10

Executive summary

EU banks on average have continued to

strengthen their capital position.

The weight-

ed average common equity tier 1 (CET1) ra-

tio was 12.5 % in June, 40 basis points (bps)

higher than in December 2014. The strength-

ening of EU banks’ capital position continues

to be driven more by an increase in capital

rather than decline of the denominator. Dur-

ing the first half of 2015 the amount of CET1

capital grew by approximately 6.1 %. In the

same period, risk‑weighted assets (RWAs)

increased by approximately 2.5 % (

1

).

The first half of 2015 confirmed modest

loan growth in the EU banking sector.

As-

set volumes, including loans, have continued

a trend that had already started last year.

Loans are growing at a faster pace than as-

sets (3.6 % versus 1.4 %, both YtD).

EU banks show significant direct exposures

to non‑bank financial intermediaries.

Ac-

cording to data collected from 184 institutions

(169 banks and 15 investment firms) the expo-

sure is about EUR 1 trillion. The data shows

that banks’ average individual exposure to

non‑money market funds is around 29 % and

to UCITS money market funds around 6 % of

their eligible capital after credit risk mitiga-

tion and large exposures exemptions.

EU banks’ exposure towards emerging mar-

ket (EM) countries was about EUR 2.3 trillion

in June 2015.

Further depreciation of their

currencies could have a direct negative im-

pact on EU banks’ exposures, by triggering

defaults and through negative effects on rev-

enue from business with clients in EM coun-

tries, as well as indirect effects through, for

example, commodity exposures.

(

1

) The sample of banks in this report is smaller compared

to the one used in the EBA’s 2015 Transparency Exercise.

Banks saw further improvements in asset

quality, though impairment ratios remain

high.

The ratio of impaired and past due

(> 90 days) loans to total loans decreased to

6.4 % in the first half of 2015 compared to 7 %

at the end of 2014. Trends in asset quality dif-

fer significantly among countries and banks.

Banks’ expectation of further gradual im-

provements in asset quality strongly depends

on the further economic recovery, including

potentially negative impacts from develop-

ments in China and other EM economies.

Coverage ratios have increased in the first

half of the year.

The effect was driven by

a reduction in the total impaired gross loans.

Levels of loan provisions are likely to undergo

changes in the future due to the implementa-

tion of IFRS 9.

Volatility in banks’ funding spreads demon-

strates an overall fragile state of financial

markets.

Except for periods of heightened

general market stress — mainly during the

peaks of the Greek crisis — no major con-

straints could be observed in the issuance

activity for secured and unsecured instru-

ments.
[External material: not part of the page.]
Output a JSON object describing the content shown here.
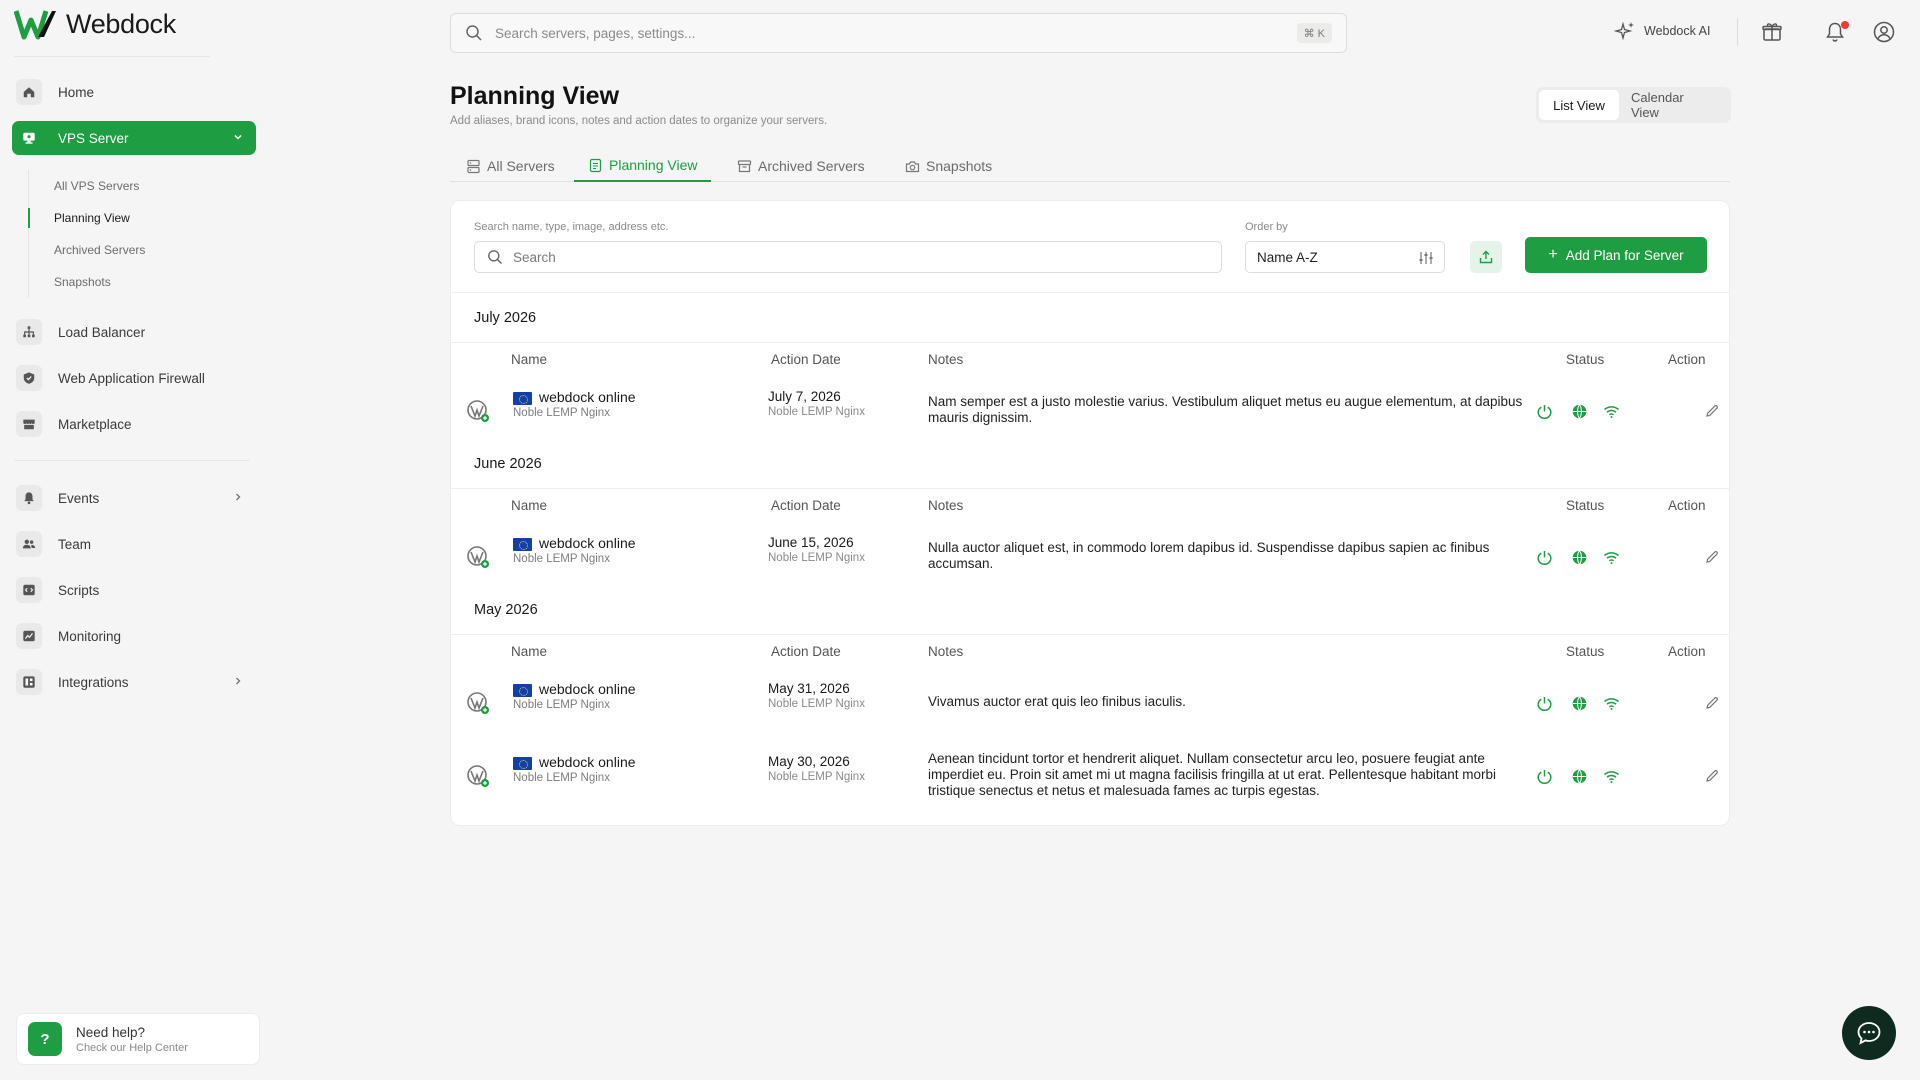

In contrast to these instruments,

issuance volumes of subordinated funding

were below the levels of the same period in

the previous 3 years.

Even at the peak of the Greek crisis no major

volatility of customer deposit volumes could

be observed outside Greece.

Though inter-

est rates for deposits have been at long‑time

lows, banks have even been able to increase

volumes of customer deposits.